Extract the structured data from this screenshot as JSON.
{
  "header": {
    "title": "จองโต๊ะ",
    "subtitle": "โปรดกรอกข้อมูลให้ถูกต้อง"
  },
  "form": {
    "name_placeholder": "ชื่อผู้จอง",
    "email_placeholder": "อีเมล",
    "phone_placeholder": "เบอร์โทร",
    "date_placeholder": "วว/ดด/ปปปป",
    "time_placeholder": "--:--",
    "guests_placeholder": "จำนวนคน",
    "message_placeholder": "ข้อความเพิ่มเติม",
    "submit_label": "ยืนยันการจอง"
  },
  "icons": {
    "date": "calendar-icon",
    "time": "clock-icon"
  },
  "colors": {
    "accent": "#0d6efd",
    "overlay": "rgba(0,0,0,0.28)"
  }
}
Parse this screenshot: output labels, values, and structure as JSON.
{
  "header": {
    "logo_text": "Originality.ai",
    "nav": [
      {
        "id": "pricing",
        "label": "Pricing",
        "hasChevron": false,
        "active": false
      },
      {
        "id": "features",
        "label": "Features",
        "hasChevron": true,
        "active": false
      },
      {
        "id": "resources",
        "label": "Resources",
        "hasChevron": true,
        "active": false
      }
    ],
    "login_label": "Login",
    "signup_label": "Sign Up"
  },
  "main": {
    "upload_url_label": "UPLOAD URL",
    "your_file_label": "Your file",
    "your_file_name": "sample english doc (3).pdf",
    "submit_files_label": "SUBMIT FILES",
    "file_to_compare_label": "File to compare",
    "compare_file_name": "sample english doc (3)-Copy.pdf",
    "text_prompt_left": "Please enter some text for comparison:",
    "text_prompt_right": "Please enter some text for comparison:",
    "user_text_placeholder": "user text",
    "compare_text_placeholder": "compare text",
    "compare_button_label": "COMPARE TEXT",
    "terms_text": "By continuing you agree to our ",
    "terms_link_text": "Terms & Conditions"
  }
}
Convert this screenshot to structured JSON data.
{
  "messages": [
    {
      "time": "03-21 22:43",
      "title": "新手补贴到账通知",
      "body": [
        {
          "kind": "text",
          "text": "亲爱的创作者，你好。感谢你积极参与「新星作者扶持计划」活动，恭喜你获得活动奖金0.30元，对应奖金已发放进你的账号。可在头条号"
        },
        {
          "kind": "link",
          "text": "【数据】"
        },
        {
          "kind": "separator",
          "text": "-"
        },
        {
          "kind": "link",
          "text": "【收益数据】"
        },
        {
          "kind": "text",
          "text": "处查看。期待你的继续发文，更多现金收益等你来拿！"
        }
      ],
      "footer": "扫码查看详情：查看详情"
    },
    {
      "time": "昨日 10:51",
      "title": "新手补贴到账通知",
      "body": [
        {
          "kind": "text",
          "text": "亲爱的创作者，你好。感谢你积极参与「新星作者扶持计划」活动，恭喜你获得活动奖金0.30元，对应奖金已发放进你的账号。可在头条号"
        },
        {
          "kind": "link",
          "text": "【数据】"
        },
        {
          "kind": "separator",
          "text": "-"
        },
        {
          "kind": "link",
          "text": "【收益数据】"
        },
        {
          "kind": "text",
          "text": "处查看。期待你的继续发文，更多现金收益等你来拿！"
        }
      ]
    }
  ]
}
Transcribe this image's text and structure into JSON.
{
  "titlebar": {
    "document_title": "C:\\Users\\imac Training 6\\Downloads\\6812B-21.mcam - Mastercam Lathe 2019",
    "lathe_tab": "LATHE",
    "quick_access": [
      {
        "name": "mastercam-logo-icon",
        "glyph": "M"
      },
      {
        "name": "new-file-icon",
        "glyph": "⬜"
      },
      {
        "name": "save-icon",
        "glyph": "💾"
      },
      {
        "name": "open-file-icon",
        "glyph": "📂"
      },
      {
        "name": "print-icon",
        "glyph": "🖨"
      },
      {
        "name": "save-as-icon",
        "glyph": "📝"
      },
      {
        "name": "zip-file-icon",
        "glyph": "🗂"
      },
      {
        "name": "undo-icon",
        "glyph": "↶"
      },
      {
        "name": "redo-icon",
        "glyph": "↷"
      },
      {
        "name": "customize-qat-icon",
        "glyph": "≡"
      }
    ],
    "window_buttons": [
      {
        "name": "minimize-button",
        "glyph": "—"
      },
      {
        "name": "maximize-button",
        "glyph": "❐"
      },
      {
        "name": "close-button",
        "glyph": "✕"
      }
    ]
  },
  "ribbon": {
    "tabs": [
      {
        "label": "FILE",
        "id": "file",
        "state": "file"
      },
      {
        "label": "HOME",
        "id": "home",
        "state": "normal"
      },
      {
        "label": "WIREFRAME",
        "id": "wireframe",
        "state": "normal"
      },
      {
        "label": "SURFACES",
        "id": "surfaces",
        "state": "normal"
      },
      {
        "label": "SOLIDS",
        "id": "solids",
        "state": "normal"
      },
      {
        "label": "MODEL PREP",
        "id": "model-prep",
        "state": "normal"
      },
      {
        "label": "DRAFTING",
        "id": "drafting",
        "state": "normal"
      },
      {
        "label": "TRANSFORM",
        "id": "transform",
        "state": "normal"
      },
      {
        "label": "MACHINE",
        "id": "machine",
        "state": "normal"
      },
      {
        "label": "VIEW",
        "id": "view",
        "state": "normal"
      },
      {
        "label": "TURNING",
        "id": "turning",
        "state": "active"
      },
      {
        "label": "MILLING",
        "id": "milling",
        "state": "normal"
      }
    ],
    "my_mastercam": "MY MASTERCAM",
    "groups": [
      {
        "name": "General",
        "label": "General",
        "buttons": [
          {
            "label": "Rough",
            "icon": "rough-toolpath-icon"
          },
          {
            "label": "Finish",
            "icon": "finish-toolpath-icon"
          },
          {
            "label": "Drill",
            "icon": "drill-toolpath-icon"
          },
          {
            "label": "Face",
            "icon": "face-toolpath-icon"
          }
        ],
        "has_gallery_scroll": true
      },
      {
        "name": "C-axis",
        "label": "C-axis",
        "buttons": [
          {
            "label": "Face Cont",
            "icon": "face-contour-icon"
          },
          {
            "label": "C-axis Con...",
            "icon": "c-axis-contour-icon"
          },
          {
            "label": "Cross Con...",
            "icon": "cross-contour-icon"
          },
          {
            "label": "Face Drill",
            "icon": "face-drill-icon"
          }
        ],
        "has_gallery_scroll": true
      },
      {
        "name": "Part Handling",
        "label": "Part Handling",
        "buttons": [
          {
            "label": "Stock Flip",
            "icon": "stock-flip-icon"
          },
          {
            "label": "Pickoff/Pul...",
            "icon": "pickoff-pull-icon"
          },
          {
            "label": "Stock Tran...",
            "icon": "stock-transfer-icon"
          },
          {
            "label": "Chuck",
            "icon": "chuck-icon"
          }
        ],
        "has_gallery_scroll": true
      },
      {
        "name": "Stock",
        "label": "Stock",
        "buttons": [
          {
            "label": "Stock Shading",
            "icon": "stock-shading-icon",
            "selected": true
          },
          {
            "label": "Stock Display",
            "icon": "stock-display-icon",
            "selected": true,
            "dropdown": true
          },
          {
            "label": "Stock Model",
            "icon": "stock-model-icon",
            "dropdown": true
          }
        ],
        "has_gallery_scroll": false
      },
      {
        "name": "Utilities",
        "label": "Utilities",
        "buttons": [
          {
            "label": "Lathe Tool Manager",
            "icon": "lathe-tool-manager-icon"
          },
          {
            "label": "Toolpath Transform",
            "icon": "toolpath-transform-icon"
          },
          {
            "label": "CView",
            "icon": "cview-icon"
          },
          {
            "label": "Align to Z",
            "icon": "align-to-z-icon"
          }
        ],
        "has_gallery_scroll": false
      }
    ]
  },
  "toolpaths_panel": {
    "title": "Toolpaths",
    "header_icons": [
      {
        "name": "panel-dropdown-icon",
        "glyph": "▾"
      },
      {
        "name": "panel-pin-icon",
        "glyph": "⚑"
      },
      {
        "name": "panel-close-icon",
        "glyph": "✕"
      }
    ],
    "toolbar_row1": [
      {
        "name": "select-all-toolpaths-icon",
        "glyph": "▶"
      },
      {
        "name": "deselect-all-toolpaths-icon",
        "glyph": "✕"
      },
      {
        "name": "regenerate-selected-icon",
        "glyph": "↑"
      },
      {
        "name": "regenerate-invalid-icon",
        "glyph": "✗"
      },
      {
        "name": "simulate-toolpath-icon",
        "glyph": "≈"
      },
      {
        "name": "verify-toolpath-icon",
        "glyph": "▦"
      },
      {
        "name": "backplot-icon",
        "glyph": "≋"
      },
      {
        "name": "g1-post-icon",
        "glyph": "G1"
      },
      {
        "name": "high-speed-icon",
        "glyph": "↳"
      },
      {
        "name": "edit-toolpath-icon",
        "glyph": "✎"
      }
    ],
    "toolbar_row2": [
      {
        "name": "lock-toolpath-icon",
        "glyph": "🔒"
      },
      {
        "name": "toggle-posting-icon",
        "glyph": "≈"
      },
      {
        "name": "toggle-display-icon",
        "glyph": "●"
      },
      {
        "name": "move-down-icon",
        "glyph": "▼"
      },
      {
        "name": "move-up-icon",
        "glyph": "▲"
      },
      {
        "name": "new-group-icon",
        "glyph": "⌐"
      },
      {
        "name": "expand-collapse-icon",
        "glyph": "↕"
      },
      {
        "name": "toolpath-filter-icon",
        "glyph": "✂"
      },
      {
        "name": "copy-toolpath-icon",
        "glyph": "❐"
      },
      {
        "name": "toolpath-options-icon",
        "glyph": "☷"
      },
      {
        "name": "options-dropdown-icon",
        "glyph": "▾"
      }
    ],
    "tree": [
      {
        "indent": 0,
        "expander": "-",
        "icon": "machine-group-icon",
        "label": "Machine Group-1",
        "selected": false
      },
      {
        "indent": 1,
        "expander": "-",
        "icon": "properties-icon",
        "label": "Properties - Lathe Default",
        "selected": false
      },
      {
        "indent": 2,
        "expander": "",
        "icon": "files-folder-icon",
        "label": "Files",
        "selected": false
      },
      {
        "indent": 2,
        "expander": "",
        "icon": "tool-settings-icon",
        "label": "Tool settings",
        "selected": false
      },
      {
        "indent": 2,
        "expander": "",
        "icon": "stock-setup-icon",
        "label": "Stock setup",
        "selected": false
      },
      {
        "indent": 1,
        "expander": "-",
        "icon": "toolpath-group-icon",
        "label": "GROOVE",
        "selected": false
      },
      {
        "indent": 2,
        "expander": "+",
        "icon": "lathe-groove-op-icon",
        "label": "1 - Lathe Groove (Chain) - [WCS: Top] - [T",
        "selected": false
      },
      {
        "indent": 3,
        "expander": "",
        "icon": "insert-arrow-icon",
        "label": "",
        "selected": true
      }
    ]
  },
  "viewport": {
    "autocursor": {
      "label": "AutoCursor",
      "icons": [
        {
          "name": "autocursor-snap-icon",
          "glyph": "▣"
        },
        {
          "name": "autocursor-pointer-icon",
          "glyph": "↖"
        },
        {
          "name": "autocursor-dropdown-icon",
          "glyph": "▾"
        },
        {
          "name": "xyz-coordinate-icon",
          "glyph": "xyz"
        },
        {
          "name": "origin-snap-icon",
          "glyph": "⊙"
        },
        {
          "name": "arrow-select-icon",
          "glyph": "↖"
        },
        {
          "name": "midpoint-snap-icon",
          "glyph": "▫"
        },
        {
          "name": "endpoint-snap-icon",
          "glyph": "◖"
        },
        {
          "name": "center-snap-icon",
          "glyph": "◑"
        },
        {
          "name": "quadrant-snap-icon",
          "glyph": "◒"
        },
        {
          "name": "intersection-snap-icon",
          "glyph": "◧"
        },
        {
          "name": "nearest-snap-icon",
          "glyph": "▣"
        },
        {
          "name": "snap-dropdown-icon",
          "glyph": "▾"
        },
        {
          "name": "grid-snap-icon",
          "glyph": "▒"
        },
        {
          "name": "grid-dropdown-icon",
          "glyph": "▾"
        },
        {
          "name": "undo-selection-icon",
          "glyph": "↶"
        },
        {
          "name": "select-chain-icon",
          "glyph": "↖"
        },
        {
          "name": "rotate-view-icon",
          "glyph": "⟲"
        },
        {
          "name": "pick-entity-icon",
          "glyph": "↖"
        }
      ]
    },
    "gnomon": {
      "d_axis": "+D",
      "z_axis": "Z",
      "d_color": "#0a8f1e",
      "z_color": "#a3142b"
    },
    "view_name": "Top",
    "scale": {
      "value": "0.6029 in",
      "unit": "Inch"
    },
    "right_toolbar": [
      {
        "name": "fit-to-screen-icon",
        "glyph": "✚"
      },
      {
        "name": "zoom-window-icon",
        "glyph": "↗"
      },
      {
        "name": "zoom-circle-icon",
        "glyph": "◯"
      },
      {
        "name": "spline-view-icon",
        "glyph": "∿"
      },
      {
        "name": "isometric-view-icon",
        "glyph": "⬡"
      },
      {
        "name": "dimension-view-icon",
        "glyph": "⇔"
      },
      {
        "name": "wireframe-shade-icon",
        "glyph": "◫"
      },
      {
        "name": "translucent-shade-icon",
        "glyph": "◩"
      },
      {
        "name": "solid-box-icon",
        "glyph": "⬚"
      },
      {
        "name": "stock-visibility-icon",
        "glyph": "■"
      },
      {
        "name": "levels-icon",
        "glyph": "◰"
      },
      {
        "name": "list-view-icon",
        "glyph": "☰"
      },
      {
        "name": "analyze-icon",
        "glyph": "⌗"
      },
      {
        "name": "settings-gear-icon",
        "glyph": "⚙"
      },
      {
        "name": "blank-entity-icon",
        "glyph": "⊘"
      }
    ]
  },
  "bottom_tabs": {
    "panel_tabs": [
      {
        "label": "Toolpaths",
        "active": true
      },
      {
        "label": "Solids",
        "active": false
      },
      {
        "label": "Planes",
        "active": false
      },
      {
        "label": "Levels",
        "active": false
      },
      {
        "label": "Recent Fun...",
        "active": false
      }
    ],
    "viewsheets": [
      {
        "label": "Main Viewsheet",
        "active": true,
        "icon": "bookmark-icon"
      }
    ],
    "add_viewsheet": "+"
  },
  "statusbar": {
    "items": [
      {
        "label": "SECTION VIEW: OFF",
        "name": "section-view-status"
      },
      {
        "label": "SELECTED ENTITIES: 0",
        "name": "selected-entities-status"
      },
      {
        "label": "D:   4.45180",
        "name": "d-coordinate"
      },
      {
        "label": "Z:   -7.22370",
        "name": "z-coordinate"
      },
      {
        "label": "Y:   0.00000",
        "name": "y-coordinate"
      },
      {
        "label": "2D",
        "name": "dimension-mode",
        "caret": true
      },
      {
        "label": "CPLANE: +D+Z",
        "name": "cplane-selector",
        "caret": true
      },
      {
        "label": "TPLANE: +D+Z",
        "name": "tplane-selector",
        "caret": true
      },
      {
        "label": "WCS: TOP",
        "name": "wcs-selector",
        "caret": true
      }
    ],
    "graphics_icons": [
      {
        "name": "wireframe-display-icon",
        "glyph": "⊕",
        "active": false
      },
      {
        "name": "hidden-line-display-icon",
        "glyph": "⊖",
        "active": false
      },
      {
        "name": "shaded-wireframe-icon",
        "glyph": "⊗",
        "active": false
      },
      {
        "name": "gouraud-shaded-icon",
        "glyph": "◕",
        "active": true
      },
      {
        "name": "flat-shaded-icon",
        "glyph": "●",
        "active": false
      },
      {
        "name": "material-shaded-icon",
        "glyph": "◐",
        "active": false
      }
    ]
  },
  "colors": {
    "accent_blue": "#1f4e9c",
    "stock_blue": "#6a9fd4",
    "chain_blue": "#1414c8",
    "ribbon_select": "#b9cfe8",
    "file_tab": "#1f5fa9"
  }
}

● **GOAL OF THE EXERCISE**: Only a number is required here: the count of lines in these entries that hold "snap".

● **YOUR SOLUTION**: 10